While the Western Cape is known for its magnificent restaurants we sadly lack good, authentic Indian Restaurants in my area so when I have a craving for Indian I start paging through my pile of recipe books.
This week I felt like a favourite on Indian menus, Rogan Josh, also known as Roghan Ghosht.
I do occasionally use a good quality commercial curry paste for tikka or rogan josh, but I find I tire of those flavours and when the mood takes me I make something from scratch!
In researching Indian recipes one thing is clear is that while the core flavour and components are similar every recipe differs.
As with all ‘culturally authentic’ recipes every mamma or chef put their personal stamp on it.
I had not made Rogan Josh for many years so I complied a recipe from various sources using what I felt looked good. And I added lentils, which is probably a cardinal sin! I assure you the result was delicious. Lentils thicken the sauce naturally without changing the flavour and add an extra boost of plant based protein.
You can use boneless meat, but lately I try to use bone in cuts when making stews or casseroles to generate some much lauded collagen in my diet. ‘Bone-in’ meat is not always ‘socially attractive’ to eat so by all means go boneless if you wish!
Rogan Josh is an aromatic mutton dish of Persian origin
which found its way to Kashmir and then Northern India. It is not a hot curry, but has a lovely exotic fragrance from the spices. Cardamom, cumin seeds, bay leaves and ginger impart that. It is an excellent family curry and ideal for those who can’t take the chilli heat.
The name Rogan Josh, is translated as ‘red meat’. The orange-red colour comes from the tomatoes, paprika and turmeric. Apparently there is also a Kashmiri chilli that also imparts a red hue to food.
The meat used is traditionally mutton or goat. In India mutton on a menu is usually goat, but locally we would use lamb. If you can find goat meat, use it in curries. It is delicious!

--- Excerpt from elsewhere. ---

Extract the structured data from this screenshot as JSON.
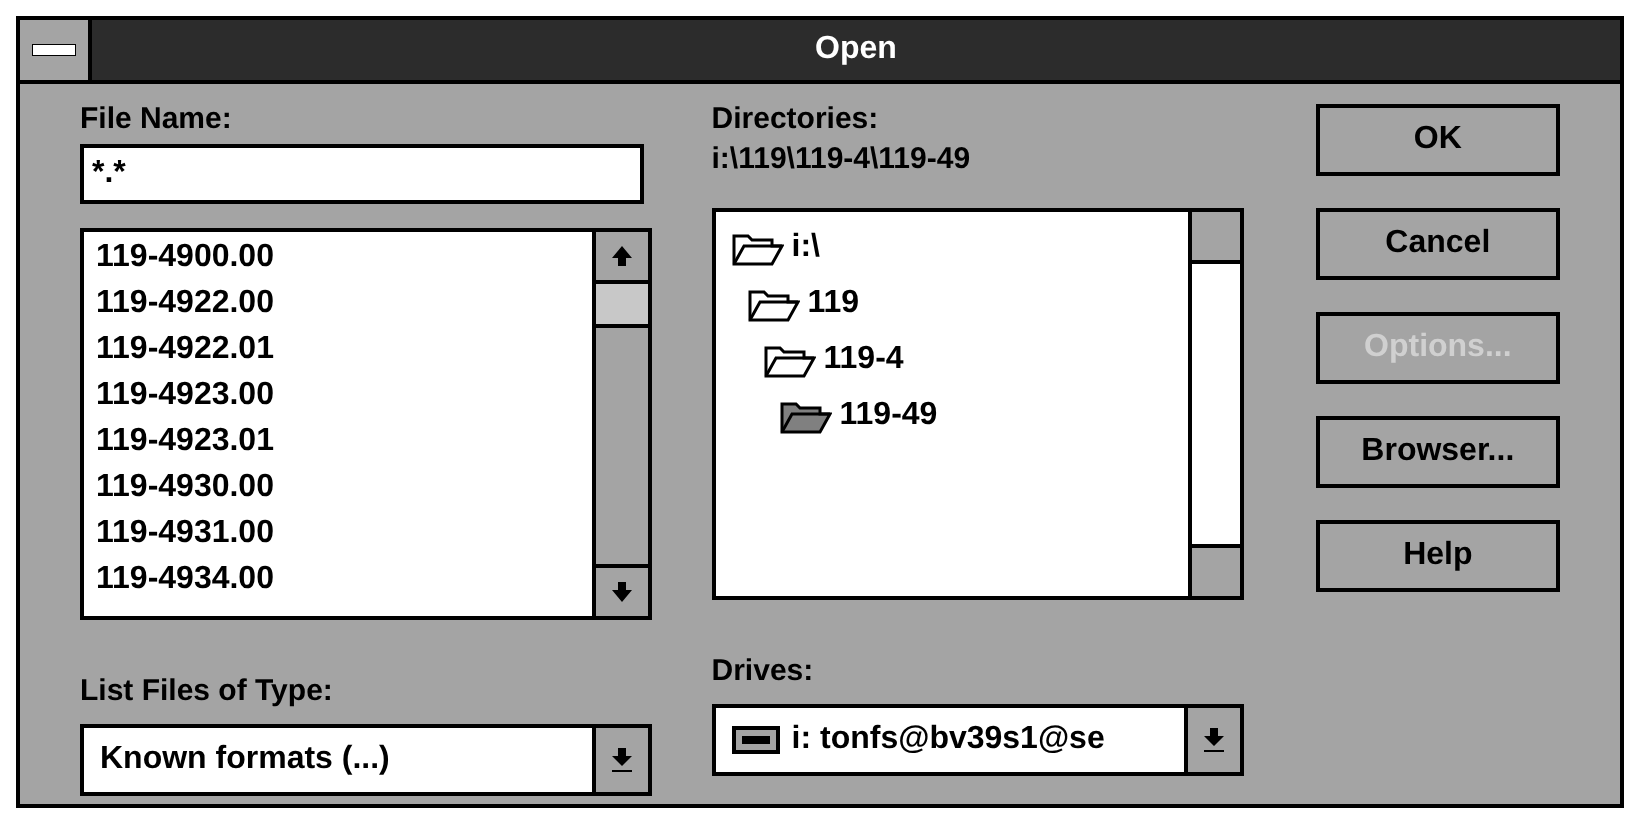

The addition of yoghurt is optional. In this recipe I prefer not to add it as I think it dilutes the delicate spices.
I also use chilli flakes as one needs some heat but it must be delicate. I find chilli flakes work well here.
The pressure cooker gives you tender meat in just 20 minutes. Then I leave it to warm for 30 minutes, this gives the lentils time to plump up and become integrated with the sauce.
Serve the curry with the rice of your choice. Traditionally Basmati is served, but I like to play around with brown and wild rice too.
Add naan bread or roti to complete an authentic meal.